[[ Record set open ]]
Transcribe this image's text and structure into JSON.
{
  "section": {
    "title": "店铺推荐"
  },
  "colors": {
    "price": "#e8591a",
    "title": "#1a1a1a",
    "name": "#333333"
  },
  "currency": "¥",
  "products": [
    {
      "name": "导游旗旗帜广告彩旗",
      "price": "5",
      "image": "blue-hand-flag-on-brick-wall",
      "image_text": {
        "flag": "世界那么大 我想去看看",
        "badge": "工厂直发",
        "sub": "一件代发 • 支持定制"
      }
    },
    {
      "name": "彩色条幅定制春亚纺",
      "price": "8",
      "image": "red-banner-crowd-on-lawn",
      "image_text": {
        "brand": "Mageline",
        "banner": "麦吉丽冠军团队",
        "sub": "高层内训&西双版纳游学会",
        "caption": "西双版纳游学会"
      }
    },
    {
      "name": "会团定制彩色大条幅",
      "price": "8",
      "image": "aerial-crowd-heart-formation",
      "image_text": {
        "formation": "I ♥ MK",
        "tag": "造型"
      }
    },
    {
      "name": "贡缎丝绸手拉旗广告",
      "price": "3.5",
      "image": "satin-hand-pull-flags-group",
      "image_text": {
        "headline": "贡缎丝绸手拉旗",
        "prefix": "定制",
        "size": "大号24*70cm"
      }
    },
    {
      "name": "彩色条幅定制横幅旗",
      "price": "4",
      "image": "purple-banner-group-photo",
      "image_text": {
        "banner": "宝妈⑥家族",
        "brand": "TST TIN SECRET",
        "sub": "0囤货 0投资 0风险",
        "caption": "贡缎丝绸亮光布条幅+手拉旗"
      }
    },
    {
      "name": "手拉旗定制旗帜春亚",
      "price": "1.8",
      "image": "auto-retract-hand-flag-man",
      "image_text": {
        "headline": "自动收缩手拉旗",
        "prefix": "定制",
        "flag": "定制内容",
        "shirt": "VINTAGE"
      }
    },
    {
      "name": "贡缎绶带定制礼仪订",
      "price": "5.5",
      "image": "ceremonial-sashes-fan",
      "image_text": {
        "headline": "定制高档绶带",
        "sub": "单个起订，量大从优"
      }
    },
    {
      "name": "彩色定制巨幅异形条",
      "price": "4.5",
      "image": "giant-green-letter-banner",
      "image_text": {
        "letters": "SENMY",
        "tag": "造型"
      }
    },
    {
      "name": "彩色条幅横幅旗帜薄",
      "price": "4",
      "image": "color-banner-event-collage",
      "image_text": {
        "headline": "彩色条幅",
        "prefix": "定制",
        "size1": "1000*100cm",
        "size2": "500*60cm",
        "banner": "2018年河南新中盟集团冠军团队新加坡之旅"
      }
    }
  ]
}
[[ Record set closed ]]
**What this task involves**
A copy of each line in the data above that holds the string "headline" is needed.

**Answer below**
        "headline": "贡缎丝绸手拉旗",
        "headline": "自动收缩手拉旗",
        "headline": "定制高档绶带",
        "headline": "彩色条幅",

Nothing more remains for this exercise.